## AIM OF THE TASK:
Whenever a line below mentions the word "city", that line should be copied.

(Dataset rows describing interfaces)

***

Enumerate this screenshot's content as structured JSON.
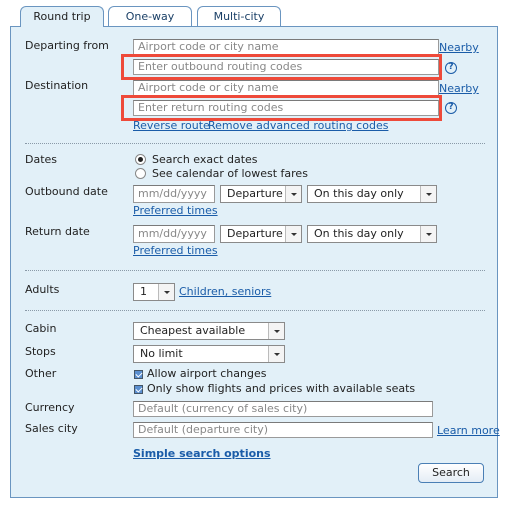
{
  "tabs": [
    {
      "label": "Round trip",
      "active": true
    },
    {
      "label": "One-way",
      "active": false
    },
    {
      "label": "Multi-city",
      "active": false
    }
  ],
  "route": {
    "departing_label": "Departing from",
    "departing_placeholder": "Airport code or city name",
    "outbound_routing_placeholder": "Enter outbound routing codes",
    "destination_label": "Destination",
    "destination_placeholder": "Airport code or city name",
    "return_routing_placeholder": "Enter return routing codes",
    "nearby_link": "Nearby",
    "help_icon": "?",
    "reverse_route_link": "Reverse route",
    "remove_routing_link": "Remove advanced routing codes"
  },
  "dates": {
    "label": "Dates",
    "options": [
      {
        "label": "Search exact dates",
        "selected": true
      },
      {
        "label": "See calendar of lowest fares",
        "selected": false
      }
    ],
    "outbound_label": "Outbound date",
    "return_label": "Return date",
    "date_placeholder": "mm/dd/yyyy",
    "time_type": "Departure",
    "flex": "On this day only",
    "preferred_times_link": "Preferred times"
  },
  "passengers": {
    "adults_label": "Adults",
    "adults_value": "1",
    "children_link": "Children, seniors"
  },
  "options": {
    "cabin_label": "Cabin",
    "cabin_value": "Cheapest available",
    "stops_label": "Stops",
    "stops_value": "No limit",
    "other_label": "Other",
    "checkboxes": [
      {
        "label": "Allow airport changes",
        "checked": true
      },
      {
        "label": "Only show flights and prices with available seats",
        "checked": true
      }
    ],
    "currency_label": "Currency",
    "currency_placeholder": "Default (currency of sales city)",
    "sales_city_label": "Sales city",
    "sales_city_placeholder": "Default (departure city)",
    "learn_more_link": "Learn more",
    "simple_search_link": "Simple search options",
    "search_button": "Search"
  },
  "colors": {
    "panel_bg": "#e2f0f8",
    "border": "#6a95c0",
    "link": "#1a5ca8",
    "highlight": "#ee4a3a"
  }
}
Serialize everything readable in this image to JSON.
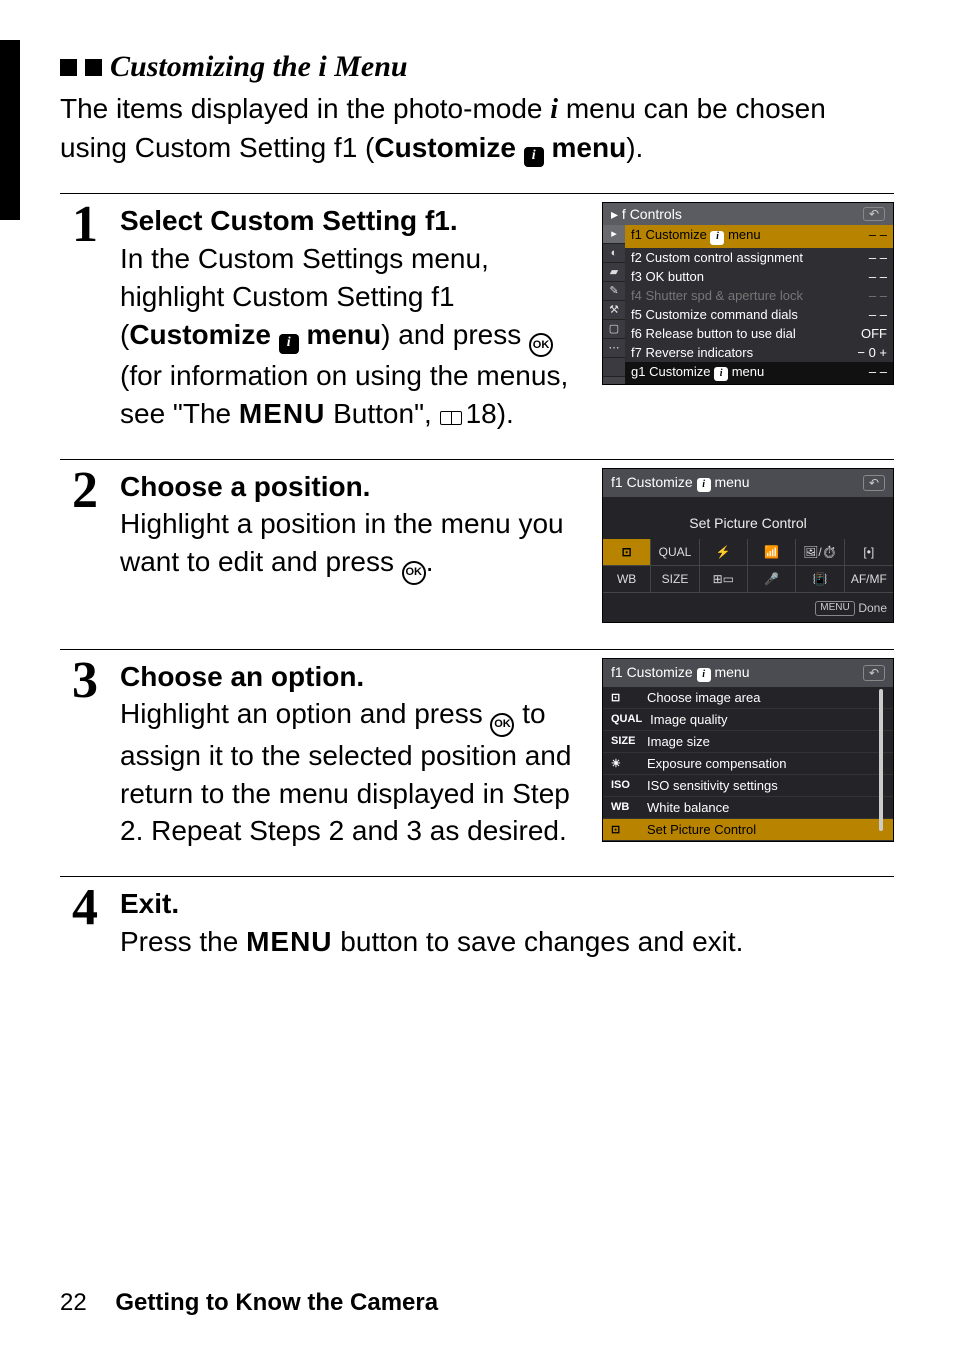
{
  "heading": {
    "prefix": "Customizing the",
    "suffix": "Menu"
  },
  "intro": {
    "part1": "The items displayed in the photo-mode ",
    "part2": " menu can be chosen using Custom Setting f1 (",
    "cs_label_bold": "Customize ",
    "cs_label_bold2": " menu",
    "close": ")."
  },
  "steps": {
    "s1": {
      "num": "1",
      "title": "Select Custom Setting f1.",
      "line1": "In the Custom Settings menu, highlight Custom Setting f1 (",
      "bold1": "Customize ",
      "bold2": " menu",
      "line2": ") and press ",
      "line3": " (for information on using the menus, see \"The ",
      "menu_word": "MENU",
      "line4": " Button\", ",
      "pageref": "18)."
    },
    "s2": {
      "num": "2",
      "title": "Choose a position.",
      "body1": "Highlight a position in the menu you want to edit and press ",
      "body2": "."
    },
    "s3": {
      "num": "3",
      "title": "Choose an option.",
      "body1": "Highlight an option and press ",
      "body2": " to assign it to the selected position and return to the menu displayed in Step 2. Repeat Steps 2 and 3 as desired."
    },
    "s4": {
      "num": "4",
      "title": "Exit.",
      "body1": "Press the ",
      "menu_word": "MENU",
      "body2": " button to save changes and exit."
    }
  },
  "panel1": {
    "head": "f  Controls",
    "rows": [
      {
        "l": "f1 Customize ",
        "badge": true,
        "l2": " menu",
        "v": "– –",
        "hi": true
      },
      {
        "l": "f2 Custom control assignment",
        "v": "– –"
      },
      {
        "l": "f3 OK button",
        "v": "– –"
      },
      {
        "l": "f4 Shutter spd & aperture lock",
        "v": "– –",
        "dim": true
      },
      {
        "l": "f5 Customize command dials",
        "v": "– –"
      },
      {
        "l": "f6 Release button to use dial",
        "v": "OFF"
      },
      {
        "l": "f7 Reverse indicators",
        "v": "− 0 +"
      }
    ],
    "foot": {
      "l": "g1 Customize ",
      "badge": true,
      "l2": " menu",
      "v": "– –"
    }
  },
  "panel2": {
    "head": "f1 Customize ",
    "head2": " menu",
    "title": "Set Picture Control",
    "row1": [
      "⊡",
      "QUAL",
      "⚡",
      "📶",
      "🖼/⏱",
      "[•]"
    ],
    "row2": [
      "WB",
      "SIZE",
      "⊞▭",
      "🎤",
      "📳",
      "AF/MF"
    ],
    "done": "Done"
  },
  "panel3": {
    "head": "f1 Customize ",
    "head2": " menu",
    "rows": [
      {
        "t": "⊡",
        "l": "Choose image area"
      },
      {
        "t": "QUAL",
        "l": "Image quality"
      },
      {
        "t": "SIZE",
        "l": "Image size"
      },
      {
        "t": "☀",
        "l": "Exposure compensation"
      },
      {
        "t": "ISO",
        "l": "ISO sensitivity settings"
      },
      {
        "t": "WB",
        "l": "White balance"
      },
      {
        "t": "⊡",
        "l": "Set Picture Control",
        "hi": true
      }
    ]
  },
  "footer": {
    "page": "22",
    "section": "Getting to Know the Camera"
  },
  "ok_label": "OK",
  "menu_pill": "MENU"
}
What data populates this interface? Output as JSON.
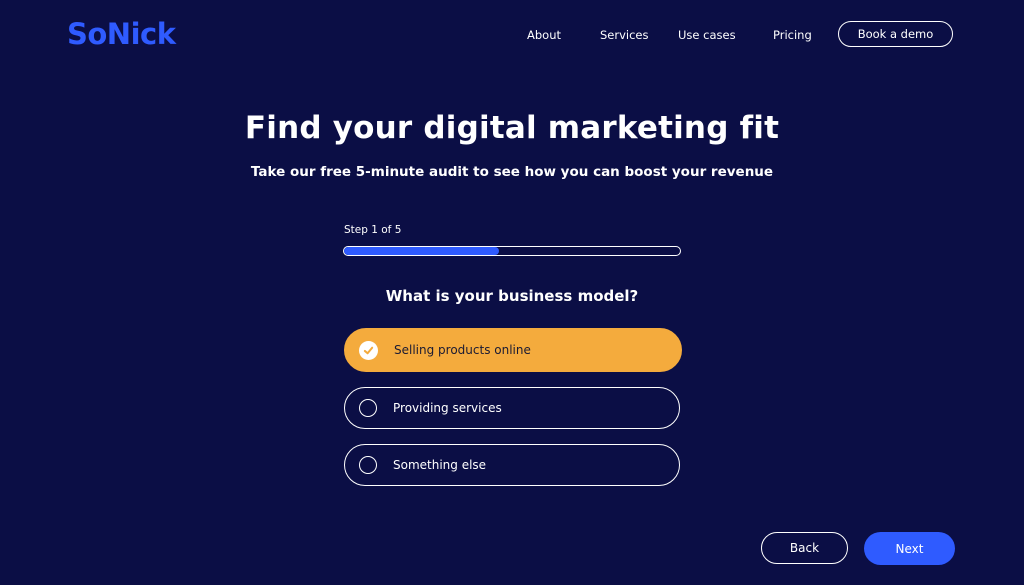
{
  "header": {
    "logo": "SoNick",
    "nav": [
      "About",
      "Services",
      "Use cases",
      "Pricing"
    ],
    "cta": "Book a demo"
  },
  "hero": {
    "title": "Find your digital marketing fit",
    "subtitle": "Take our free 5-minute audit to see how you can boost your revenue"
  },
  "quiz": {
    "step_label": "Step 1 of 5",
    "progress": 0.46,
    "question": "What is your business model?",
    "options": [
      {
        "label": "Selling products online",
        "selected": true
      },
      {
        "label": "Providing services",
        "selected": false
      },
      {
        "label": "Something else",
        "selected": false
      }
    ]
  },
  "footer": {
    "back": "Back",
    "next": "Next"
  },
  "colors": {
    "background": "#0b0e45",
    "accent_blue": "#2f5bff",
    "selected_option": "#f4ab3d"
  }
}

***

## SOLUTION:
      "label": "Multi-city",
    "departing_placeholder": "Airport code or city name",
    "destination_placeholder": "Airport code or city name",
    "currency_placeholder": "Default (currency of sales city)",
    "sales_city_label": "Sales city",
    "sales_city_placeholder": "Default (departure city)",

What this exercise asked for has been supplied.